His progressive brand of politics appeal to a wide array of Americans, especially young people.
But some of his recent words and actions have rubbed many on the left, especially those who are pro-choice, the wrong way.
Sanders recently endorsed Heath Mello, a Democratic candidate for mayor in Omaha, who as a state senator reportedly supported a ban on abortions at 20 weeks and mandatory ultrasounds for women seeking abortions.
Because of Mello's record on reproductive rights, Sanders's support for him has a lot of people up in arms.
If you're unfamiliar with what a ban on abortions after 20 weeks entails, almost all abortions (roughly 99 percent), occur before 21 weeks.
Moreover, supporting mandatory ultrasounds for abortions is seen by many as a clear attempt to induce guilt during a process that can already be extremely difficult.
This is why pro-choice groups like NARAL have been very critical of Sanders and the Democratic National Committee for supporting Mello.
In a statement, NARAL Pro-Choice President Ilyse Hogue said,
The actions... by the DNC to embrace and support a candidate for office who will strip women -- one of the most critical constituencies for the party -- of our basic rights and freedom is not only disappointing, it is politically stupid.

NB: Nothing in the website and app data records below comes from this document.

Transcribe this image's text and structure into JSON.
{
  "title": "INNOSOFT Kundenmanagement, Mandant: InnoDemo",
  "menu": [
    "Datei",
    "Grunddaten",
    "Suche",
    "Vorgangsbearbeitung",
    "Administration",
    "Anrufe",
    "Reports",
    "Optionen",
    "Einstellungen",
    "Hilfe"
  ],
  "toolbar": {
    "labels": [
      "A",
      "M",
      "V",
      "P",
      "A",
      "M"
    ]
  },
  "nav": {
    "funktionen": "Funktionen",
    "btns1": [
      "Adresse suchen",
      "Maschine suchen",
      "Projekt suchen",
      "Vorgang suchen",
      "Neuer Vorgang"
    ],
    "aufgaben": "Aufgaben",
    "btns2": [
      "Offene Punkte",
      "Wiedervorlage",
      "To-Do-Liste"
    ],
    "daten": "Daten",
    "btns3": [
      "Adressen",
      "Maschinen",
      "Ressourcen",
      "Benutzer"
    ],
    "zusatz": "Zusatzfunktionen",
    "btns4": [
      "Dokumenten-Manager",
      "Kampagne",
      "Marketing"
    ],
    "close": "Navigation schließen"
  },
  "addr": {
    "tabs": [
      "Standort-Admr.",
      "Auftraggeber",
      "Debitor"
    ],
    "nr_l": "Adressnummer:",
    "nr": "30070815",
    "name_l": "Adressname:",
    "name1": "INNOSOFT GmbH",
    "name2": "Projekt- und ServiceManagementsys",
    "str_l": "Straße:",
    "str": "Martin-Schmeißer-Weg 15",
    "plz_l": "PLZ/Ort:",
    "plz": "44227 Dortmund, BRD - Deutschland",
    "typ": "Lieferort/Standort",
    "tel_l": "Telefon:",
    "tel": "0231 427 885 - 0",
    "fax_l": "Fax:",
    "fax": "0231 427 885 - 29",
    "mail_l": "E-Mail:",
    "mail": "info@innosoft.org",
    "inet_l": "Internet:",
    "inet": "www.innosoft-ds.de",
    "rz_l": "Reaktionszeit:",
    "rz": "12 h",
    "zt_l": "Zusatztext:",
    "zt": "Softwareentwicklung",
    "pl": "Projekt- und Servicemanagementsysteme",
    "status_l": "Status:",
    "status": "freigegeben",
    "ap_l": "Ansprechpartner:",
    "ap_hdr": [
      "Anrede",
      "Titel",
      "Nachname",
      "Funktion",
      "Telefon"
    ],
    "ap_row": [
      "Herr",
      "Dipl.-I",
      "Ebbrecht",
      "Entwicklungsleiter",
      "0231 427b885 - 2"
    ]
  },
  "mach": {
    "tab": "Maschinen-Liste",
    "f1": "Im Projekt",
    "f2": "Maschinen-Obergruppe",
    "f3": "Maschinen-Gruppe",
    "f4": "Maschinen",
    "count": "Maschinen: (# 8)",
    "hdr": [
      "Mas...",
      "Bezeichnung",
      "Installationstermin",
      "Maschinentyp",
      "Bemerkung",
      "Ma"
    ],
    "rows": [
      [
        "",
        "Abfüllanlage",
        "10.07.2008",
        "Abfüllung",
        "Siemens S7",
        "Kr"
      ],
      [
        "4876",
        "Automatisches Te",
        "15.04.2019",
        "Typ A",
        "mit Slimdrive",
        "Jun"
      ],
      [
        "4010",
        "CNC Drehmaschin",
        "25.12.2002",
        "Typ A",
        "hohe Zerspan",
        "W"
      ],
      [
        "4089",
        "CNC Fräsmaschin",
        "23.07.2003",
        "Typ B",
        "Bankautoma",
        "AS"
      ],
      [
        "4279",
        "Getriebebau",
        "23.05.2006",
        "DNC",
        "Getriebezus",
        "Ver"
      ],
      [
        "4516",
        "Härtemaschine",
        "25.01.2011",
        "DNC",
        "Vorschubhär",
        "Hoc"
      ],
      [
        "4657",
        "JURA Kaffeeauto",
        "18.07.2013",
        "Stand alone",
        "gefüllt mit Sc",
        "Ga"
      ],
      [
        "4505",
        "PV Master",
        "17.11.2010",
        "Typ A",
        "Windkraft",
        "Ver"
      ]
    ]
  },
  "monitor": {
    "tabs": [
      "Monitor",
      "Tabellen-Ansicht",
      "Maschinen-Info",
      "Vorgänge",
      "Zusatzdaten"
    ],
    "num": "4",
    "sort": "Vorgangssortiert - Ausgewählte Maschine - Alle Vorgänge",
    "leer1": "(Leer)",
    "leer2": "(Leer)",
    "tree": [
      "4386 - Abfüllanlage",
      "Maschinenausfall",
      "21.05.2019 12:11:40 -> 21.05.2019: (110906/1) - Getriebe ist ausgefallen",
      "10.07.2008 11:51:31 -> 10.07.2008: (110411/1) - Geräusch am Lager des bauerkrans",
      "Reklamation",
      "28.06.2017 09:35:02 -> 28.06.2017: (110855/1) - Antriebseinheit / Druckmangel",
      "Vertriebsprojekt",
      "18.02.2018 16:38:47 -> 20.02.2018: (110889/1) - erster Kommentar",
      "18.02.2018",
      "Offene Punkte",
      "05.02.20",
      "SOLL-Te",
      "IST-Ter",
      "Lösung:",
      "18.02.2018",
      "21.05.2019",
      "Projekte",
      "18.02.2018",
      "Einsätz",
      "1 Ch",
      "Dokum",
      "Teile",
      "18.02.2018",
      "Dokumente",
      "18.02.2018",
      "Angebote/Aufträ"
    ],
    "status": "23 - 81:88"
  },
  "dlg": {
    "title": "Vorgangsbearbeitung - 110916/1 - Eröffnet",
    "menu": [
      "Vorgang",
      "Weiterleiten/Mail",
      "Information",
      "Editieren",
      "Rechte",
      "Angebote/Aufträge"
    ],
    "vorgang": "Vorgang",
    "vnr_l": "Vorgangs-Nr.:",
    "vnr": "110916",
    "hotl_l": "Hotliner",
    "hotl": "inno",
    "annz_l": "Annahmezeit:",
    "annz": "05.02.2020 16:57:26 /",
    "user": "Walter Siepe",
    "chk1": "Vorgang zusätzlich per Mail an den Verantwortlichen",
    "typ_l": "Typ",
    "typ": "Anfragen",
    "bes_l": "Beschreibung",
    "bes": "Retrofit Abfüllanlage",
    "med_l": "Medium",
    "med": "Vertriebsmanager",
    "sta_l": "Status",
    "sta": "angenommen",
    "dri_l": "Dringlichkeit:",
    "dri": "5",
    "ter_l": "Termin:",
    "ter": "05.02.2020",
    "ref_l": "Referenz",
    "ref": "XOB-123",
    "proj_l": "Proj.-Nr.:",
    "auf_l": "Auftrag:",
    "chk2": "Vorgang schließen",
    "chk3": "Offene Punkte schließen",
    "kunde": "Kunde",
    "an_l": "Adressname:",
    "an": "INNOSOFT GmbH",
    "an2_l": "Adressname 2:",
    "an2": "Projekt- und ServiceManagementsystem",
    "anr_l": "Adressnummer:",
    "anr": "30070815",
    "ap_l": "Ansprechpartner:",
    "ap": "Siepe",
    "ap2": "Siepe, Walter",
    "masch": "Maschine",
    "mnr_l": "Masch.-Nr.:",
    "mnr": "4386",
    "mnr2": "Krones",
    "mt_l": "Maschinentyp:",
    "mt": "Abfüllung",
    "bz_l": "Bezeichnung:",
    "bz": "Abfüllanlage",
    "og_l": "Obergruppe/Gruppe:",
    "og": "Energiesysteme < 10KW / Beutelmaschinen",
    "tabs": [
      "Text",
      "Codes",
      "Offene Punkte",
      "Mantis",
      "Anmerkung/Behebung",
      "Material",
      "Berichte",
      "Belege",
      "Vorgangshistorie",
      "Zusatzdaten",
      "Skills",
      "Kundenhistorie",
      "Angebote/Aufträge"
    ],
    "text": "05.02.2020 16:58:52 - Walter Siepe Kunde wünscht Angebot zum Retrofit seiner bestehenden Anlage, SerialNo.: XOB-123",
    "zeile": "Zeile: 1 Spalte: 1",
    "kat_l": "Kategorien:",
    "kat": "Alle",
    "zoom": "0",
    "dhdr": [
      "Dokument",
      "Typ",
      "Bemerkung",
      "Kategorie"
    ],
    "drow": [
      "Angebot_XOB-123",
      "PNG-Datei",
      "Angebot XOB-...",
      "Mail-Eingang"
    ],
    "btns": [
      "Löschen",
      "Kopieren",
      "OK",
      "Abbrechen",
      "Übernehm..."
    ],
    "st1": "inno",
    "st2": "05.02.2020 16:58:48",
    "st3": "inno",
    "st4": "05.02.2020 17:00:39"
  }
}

Tom Perez, chairman of the Democratic National Committee (DNC), initially supported Mello, but seems to have walked back on this.
In a statement on Friday, Perez said he "fundamentally disagree[s] with Heath Mello's personal beliefs about women's reproductive health."
Perez said, "every Democrat," and all Americans for that matter, "should support a woman's right to make her own choices about her body and her health."
The DNC chairman said this "is not negotiable" and "should not change city by city or state by state."
Sanders, who recently traveled to Omaha to attend a rally for Mello, defended his decision to support Mello by arguing you can't cut people out of the party just because you don't agree with them on 100 percent of the issues.
He said that this is especially true "in some conservative states."
Speaking with NPR, Sanders said,
We have got to appreciate where people come from, and do our best to fight for the pro-choice agenda. But I think you just can't exclude people who disagree with us on one issue.
He contended reproductive rights are in better hands if Democrats control state and local governments around the country.
But it's clear many feel reproductive rights are a non-negotiable issue and believe Democrats must be aggressively pro-choice.
In spite of the fact Mello recently promised he would “never do anything to restrict access to reproductive health care," he's still facing criticism.
Still, many of Sanders' supporters and others have rushed to his defense and feel the situation has been exaggerated and misrepresented.
The debate over this, among other issues, has reignited the conversation over the divisiveness that's plagued Democrats since the US presidential campaign.
It seems the Democratic party is still struggling to come together and find its way in the era of Trump.